TRY IT: Copy out all of the data that follows, exactly as it appears.

[Data records for software interfaces]
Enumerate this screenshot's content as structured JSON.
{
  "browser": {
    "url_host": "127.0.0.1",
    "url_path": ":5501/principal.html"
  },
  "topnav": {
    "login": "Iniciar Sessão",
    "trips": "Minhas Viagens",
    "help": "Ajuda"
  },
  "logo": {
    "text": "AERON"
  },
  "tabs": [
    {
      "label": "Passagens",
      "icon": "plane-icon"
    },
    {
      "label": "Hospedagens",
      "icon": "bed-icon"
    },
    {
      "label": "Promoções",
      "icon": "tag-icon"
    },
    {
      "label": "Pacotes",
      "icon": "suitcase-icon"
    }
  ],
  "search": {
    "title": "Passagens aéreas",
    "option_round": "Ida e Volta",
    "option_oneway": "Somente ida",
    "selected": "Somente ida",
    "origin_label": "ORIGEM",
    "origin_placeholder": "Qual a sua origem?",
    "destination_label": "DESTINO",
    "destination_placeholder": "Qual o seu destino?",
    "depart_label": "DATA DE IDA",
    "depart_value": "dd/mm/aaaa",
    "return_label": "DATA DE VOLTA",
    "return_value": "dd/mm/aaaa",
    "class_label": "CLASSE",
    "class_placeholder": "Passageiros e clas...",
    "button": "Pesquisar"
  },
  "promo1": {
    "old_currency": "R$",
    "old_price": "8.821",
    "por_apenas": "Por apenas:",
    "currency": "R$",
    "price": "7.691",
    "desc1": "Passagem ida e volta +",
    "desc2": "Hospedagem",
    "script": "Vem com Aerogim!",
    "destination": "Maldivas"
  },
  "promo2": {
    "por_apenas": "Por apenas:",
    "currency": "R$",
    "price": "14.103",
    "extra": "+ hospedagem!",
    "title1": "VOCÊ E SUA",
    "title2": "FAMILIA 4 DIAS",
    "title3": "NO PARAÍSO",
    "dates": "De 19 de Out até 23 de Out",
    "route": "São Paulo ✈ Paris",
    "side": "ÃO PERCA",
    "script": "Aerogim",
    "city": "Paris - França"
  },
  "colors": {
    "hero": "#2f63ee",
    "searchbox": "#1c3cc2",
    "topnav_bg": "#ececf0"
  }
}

SOLUTION TO THE EXERCISE:
Enumerate this screenshot's content as structured JSON.
{
  "browser": {
    "url_host": "127.0.0.1",
    "url_path": ":5501/principal.html"
  },
  "topnav": {
    "login": "Iniciar Sessão",
    "trips": "Minhas Viagens",
    "help": "Ajuda"
  },
  "logo": {
    "text": "AERON"
  },
  "tabs": [
    {
      "label": "Passagens",
      "icon": "plane-icon"
    },
    {
      "label": "Hospedagens",
      "icon": "bed-icon"
    },
    {
      "label": "Promoções",
      "icon": "tag-icon"
    },
    {
      "label": "Pacotes",
      "icon": "suitcase-icon"
    }
  ],
  "search": {
    "title": "Passagens aéreas",
    "option_round": "Ida e Volta",
    "option_oneway": "Somente ida",
    "selected": "Somente ida",
    "origin_label": "ORIGEM",
    "origin_placeholder": "Qual a sua origem?",
    "destination_label": "DESTINO",
    "destination_placeholder": "Qual o seu destino?",
    "depart_label": "DATA DE IDA",
    "depart_value": "dd/mm/aaaa",
    "return_label": "DATA DE VOLTA",
    "return_value": "dd/mm/aaaa",
    "class_label": "CLASSE",
    "class_placeholder": "Passageiros e clas...",
    "button": "Pesquisar"
  },
  "promo1": {
    "old_currency": "R$",
    "old_price": "8.821",
    "por_apenas": "Por apenas:",
    "currency": "R$",
    "price": "7.691",
    "desc1": "Passagem ida e volta +",
    "desc2": "Hospedagem",
    "script": "Vem com Aerogim!",
    "destination": "Maldivas"
  },
  "promo2": {
    "por_apenas": "Por apenas:",
    "currency": "R$",
    "price": "14.103",
    "extra": "+ hospedagem!",
    "title1": "VOCÊ E SUA",
    "title2": "FAMILIA 4 DIAS",
    "title3": "NO PARAÍSO",
    "dates": "De 19 de Out até 23 de Out",
    "route": "São Paulo ✈ Paris",
    "side": "ÃO PERCA",
    "script": "Aerogim",
    "city": "Paris - França"
  },
  "colors": {
    "hero": "#2f63ee",
    "searchbox": "#1c3cc2",
    "topnav_bg": "#ececf0"
  }
}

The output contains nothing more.